Something always felt a bit out of place for me in Martin Scorsese’s brilliant “The King of Comedy”, just released on Blu-ray for the first time. I couldn’t put my finger on it but chalked it up to it being thematically ahead of its time in its investigation of the cult of personality that defines modern entertainment.
Star-Studded ‘Nine’ With Daniel Day-Lewis Delivers Grand Musical Spectacle
CHICAGO – Rob Marshall’s highly anticipated “Nine” isn’t quite the complete piece that it could have been, but its flaws are easy to overlook in favor of the spectacle of old-fashioned, pure entertainment. It is what so many musicals are remembered for being: a series of memorable moments, the toe-tapping sum of which makes a missed beat or two easier to overlook. “Nine” has flaws, but I was too busy humming with the energy of this vibrant, eccentric piece of musical entertainment to really care.
“Nine” is a beautifully made film about both the pitfalls and the benefits of being deemed a creative genius. Loosely based on Federico Fellini’s “8 1/2,” “Nine” tells the tale of the creative crisis of Guido Contini (Daniel Day-Lewis), one of the most respected filmmakers in the world. He’s scheduled to start work on his next masterpiece but completely crippled by a creative block.
Guido (Daniel Day-Lewis) agonizes over starting his new film in Guido's Song (musical number), from Nine.
Photo credit: David James and The Weinstein Company
To get the creative juices flowing, Guido begins a journey through song that details the stories of some of the women who have made him such a powerful man. In the opening number, the women who have (or will) serve as Contini’s muses step forward in an elaborate group number on Contini’s Cinecitta set.
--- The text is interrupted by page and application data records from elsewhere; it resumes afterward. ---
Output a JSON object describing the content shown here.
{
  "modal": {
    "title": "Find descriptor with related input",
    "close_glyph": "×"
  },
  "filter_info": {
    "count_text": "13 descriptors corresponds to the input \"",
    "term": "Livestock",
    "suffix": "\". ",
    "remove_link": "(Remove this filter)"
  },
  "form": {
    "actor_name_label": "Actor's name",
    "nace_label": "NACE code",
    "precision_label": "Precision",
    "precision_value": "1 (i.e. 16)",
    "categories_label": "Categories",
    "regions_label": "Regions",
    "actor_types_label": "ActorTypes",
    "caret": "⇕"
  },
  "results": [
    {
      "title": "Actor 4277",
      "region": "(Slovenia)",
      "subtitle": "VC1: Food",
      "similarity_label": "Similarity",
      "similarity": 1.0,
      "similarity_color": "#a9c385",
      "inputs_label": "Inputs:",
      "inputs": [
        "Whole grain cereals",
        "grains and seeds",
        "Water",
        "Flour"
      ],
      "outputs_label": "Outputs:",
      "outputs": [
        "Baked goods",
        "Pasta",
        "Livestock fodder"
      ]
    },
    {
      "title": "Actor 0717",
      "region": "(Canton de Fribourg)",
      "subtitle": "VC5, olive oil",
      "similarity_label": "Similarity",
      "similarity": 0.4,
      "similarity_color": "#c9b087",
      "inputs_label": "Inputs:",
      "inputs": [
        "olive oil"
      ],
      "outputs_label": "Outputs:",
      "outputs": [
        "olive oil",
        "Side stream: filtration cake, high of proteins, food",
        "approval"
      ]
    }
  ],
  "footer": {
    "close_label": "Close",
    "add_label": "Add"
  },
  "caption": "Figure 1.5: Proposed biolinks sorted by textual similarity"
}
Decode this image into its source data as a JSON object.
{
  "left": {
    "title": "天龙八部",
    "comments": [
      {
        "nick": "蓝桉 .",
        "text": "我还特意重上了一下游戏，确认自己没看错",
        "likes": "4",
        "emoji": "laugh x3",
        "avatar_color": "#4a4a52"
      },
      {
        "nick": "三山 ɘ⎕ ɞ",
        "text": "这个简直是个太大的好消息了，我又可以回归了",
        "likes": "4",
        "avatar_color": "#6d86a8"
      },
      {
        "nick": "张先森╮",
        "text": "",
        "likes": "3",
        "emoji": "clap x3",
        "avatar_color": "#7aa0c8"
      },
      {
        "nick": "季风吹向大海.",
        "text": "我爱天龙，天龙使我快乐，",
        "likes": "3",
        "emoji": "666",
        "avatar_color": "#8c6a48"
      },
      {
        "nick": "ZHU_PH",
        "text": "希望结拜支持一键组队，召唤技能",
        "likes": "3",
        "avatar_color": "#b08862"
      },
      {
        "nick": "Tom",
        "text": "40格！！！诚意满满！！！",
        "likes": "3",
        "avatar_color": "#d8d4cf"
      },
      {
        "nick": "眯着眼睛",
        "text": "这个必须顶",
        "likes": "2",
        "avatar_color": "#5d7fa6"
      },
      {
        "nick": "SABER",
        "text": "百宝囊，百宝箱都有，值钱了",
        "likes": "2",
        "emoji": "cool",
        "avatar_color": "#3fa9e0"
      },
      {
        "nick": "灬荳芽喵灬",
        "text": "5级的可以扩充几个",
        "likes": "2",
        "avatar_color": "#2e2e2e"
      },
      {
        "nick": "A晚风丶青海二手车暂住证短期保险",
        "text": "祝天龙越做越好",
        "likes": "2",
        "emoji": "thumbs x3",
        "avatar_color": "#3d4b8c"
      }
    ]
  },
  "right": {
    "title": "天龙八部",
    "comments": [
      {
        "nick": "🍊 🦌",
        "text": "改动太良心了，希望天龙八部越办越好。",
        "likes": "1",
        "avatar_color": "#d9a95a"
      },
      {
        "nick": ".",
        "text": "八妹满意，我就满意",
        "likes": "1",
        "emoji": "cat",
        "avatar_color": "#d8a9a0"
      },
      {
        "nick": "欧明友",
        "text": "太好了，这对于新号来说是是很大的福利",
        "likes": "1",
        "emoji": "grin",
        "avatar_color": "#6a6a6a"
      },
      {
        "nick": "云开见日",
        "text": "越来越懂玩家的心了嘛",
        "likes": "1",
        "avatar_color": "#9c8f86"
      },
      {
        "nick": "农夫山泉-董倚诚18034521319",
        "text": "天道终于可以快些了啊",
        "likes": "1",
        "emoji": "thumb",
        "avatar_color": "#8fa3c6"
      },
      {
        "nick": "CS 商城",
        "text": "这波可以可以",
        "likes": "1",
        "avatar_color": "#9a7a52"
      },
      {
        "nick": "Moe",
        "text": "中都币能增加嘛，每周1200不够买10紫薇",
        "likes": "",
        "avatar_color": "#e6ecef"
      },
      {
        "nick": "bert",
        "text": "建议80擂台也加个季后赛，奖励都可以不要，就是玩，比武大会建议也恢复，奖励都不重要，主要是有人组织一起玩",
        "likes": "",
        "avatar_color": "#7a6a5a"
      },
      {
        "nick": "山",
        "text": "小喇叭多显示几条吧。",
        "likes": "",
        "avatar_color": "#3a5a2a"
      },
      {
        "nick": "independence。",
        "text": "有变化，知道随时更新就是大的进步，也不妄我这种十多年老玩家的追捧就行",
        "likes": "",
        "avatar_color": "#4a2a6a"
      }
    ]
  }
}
The women of “Nine” are clearly archetypes of the women who influence many creative powers - the wife (Marion Cotillard), the mistress (Penelope Cruz), the muse (Nicole Kidman), the mother (Sophia Loren), the friend (Judi Dench), the fling (Kate Hudson), and the teacher (Fergie). We will meet several of these women outside of Guido’s memories, but the construct of the opening number makes clear that the line between reality and fantasy will be blurry at best, with most of the musical numbers taking place on Contini’s set.
Day-Lewis cleverly plays Contini as a self-aware, neurotic mess, as opposed to the sleazy ladies man that a number of lesser actors could have easily turned this character into. He knows what to say to make the ladies swoon, but he’s crippled by his own lack of self-confidence, almost too keenly aware that he’s really nothing without the women in his life.
When writer’s block strikes him, he retreats to the beauty of the seaside and into the arms of the tempestuous Carla (Cruz). Introduced in the sexiest musical number in years (“A Call From the Vatican”), Cruz is typically fantastic, taking a part that could have been nothing but pure sex and shading it with the melancholy of a woman who knows she will never stand next to the man she loves when he walks the red carpet.
Carla (Penélope Cruz) performs A Call From The Vatican (musical number) in Nine.
Photo credit: David James and The Weinstein Company
From here, each woman gets a turn in the spotlight. Judi Dench steps forward for a bit about using sexuality in art called “Folies Bergeres”; Fergie nails arguably the catchiest tune in the piece, “Be Italian,” a flashback number to the woman who taught young Guido about sex; Kate Hudson delivers the Golden Globe-nominated “Cinema Italiano”; Sophia Loren has the maternal flashback number “Guarda la luna”; Nicole Kidman tackles “Unusual Way”. Finally, Marion Cotillard steals the film not once but twice with the two most emotionally resonant numbers in the piece - “My Husband Makes Movies” and “Take It All,” both making heart-breakingly clear what being the wife to a man like Guido Contini has done to her.
Marshall’s decisions to shoot most of the musical numbers on the stage set has divided critics and early viewers of the film. Personally. I think it works to have a film about a man looking for inspiration to fantasize about the women who have inspired him on the set where he spends most of his life and where he hopes a new spark will catch fire. View the set construct as a cop-out and it could deflate the entire film for you but view it thematically and it won’t be such a make-or-break decision.
My only significant problem with “Nine” is the fact that Cotillard and Cruz are the only supporting actresses who really register. Marion and Penelope are both Oscar nomination-worthy and Dench and Fergie are memorable, but Kidman and Hudson in particular feel completely interchangeable with other stars. Kidman doesn’t click in the role of on-camera muse and Hudson’s number is the least effective.
Luckily, the excellent performances by Day-Lewis, Cotillard, and Cruz make complaints about “Nine” easy to overlook. Cotillard does more to elevate her role off the page than anyone in the film and Cruz continues her streak of knockout performances. These three Oscar-winning stars alone make “Nine” worth seeing.
When you think about the spectacle of the old-fashioned Hollywood musical, it’s not an incomplete character or a missed dance step that resonates. It’s the striking musical numbers and the memorable moments that linger. “Nine” lingers.